▸ Work instruction: Reply with one number only: the count of lines below that contain the word "this".

Records from a dataset:
==============================

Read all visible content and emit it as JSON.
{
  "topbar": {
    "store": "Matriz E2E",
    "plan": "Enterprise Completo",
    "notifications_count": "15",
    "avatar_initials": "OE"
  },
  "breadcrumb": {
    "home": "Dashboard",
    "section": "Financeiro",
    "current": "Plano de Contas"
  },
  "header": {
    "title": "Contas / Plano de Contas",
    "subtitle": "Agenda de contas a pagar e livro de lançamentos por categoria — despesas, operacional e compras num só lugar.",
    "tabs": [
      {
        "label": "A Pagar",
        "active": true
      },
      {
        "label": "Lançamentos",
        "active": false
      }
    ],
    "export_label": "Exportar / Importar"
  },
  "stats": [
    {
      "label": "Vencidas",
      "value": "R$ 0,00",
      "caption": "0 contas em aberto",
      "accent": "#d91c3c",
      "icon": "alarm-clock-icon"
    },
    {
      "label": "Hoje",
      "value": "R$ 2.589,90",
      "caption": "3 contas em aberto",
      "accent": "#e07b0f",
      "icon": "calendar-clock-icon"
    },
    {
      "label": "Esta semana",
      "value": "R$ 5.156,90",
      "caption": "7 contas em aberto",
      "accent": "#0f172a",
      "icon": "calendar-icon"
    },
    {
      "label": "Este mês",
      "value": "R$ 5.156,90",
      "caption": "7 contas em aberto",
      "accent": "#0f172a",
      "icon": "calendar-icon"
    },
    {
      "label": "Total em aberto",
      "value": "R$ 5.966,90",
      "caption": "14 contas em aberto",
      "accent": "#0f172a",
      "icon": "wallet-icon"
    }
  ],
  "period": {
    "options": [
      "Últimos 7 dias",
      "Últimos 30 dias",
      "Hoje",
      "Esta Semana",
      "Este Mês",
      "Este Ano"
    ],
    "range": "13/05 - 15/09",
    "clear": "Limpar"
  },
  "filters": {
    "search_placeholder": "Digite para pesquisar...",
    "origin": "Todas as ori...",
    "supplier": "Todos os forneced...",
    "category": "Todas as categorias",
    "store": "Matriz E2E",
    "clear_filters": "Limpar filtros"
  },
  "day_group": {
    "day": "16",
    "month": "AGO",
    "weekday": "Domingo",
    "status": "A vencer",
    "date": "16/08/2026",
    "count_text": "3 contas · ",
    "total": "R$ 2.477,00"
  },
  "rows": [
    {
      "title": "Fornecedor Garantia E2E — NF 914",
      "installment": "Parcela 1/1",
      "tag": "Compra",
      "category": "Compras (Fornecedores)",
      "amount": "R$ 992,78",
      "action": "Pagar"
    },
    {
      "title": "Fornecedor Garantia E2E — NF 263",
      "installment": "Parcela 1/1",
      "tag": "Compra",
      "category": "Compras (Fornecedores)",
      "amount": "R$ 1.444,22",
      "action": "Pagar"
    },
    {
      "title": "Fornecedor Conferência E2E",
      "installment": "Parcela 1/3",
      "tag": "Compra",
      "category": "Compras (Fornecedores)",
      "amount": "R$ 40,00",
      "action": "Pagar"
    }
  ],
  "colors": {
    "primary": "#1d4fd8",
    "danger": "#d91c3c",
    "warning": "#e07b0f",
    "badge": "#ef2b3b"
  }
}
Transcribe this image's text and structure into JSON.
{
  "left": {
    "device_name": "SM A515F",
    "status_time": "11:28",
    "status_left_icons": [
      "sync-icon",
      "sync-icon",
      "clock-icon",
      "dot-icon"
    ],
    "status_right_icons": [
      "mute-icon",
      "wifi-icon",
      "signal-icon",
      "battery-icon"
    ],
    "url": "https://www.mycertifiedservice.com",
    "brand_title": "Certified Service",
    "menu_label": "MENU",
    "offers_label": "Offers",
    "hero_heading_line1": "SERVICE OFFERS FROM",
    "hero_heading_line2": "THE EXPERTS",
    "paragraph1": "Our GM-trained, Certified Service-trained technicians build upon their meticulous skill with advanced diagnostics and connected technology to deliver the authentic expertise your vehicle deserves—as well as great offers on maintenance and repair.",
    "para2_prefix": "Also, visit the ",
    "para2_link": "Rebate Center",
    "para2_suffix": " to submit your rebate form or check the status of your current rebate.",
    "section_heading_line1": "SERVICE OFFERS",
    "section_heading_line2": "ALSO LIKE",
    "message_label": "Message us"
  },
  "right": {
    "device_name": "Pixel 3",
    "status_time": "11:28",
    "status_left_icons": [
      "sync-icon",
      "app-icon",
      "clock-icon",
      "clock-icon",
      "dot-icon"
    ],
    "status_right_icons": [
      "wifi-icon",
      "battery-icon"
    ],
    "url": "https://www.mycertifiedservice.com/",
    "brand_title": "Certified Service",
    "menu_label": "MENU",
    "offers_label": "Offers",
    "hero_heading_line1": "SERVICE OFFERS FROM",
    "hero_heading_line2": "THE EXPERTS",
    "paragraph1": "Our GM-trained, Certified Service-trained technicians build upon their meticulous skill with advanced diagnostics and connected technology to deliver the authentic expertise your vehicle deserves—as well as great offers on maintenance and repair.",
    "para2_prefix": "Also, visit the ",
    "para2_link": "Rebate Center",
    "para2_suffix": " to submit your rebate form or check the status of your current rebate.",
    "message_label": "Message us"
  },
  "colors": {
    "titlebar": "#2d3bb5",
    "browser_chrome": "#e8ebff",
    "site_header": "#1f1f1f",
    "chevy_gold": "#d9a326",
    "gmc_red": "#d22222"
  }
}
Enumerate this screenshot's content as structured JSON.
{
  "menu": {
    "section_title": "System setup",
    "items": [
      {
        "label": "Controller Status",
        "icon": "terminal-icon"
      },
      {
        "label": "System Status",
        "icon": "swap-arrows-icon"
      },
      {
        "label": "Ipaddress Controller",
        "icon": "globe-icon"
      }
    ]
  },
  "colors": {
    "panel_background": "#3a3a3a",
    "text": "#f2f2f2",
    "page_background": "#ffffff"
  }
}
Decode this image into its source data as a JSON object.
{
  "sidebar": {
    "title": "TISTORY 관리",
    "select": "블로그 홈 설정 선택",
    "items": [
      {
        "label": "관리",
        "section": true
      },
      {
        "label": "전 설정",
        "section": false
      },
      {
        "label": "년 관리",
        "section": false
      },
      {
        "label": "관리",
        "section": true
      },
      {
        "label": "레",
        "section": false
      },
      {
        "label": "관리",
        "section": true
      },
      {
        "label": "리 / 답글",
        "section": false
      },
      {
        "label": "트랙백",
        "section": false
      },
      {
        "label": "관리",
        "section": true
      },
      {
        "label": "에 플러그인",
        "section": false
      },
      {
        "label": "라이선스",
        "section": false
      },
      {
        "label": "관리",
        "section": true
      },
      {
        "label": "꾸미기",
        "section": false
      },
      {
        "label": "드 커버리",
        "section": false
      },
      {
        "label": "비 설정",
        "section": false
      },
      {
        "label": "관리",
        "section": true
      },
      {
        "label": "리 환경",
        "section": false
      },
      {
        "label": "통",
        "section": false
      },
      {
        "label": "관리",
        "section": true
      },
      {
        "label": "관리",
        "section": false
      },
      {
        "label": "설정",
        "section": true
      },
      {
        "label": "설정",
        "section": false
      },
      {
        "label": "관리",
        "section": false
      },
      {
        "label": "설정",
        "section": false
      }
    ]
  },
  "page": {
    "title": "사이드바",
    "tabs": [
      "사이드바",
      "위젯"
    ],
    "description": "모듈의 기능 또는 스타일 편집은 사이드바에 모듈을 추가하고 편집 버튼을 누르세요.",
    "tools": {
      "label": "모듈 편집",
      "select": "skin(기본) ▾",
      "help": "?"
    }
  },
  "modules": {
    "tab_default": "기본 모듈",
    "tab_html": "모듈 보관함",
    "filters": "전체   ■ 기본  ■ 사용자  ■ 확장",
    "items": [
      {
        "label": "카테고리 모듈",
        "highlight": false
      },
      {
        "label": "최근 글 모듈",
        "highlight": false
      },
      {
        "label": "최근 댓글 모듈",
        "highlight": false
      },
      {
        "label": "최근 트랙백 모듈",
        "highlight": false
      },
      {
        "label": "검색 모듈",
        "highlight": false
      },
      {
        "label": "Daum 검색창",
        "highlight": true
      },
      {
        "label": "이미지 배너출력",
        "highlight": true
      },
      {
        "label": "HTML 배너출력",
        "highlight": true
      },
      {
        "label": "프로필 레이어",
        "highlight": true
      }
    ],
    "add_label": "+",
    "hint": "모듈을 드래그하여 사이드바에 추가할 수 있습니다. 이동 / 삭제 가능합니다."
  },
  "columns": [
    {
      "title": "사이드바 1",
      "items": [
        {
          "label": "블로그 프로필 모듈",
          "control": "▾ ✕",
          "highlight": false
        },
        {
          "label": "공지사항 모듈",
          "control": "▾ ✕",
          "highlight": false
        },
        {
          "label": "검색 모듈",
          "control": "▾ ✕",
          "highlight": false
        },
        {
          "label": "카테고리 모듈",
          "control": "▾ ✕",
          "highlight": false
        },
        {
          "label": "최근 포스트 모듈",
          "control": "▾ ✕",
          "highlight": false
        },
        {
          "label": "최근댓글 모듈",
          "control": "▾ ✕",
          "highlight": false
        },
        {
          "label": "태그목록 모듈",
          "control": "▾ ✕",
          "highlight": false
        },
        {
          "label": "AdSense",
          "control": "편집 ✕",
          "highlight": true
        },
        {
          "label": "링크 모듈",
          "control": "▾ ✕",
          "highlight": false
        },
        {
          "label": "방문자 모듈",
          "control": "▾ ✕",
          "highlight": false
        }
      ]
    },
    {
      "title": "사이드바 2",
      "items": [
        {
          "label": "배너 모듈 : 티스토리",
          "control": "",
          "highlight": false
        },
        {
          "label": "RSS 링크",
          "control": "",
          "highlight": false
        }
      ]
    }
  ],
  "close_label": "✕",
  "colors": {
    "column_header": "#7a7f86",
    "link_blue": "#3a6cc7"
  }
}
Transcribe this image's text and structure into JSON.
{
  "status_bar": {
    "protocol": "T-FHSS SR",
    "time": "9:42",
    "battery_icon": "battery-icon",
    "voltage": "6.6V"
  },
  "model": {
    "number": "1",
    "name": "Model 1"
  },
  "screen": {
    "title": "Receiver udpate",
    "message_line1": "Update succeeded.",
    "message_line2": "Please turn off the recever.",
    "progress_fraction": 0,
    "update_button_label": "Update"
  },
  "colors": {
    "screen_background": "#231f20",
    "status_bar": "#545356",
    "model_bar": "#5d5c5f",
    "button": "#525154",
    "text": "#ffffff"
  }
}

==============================

▸ Your response: 4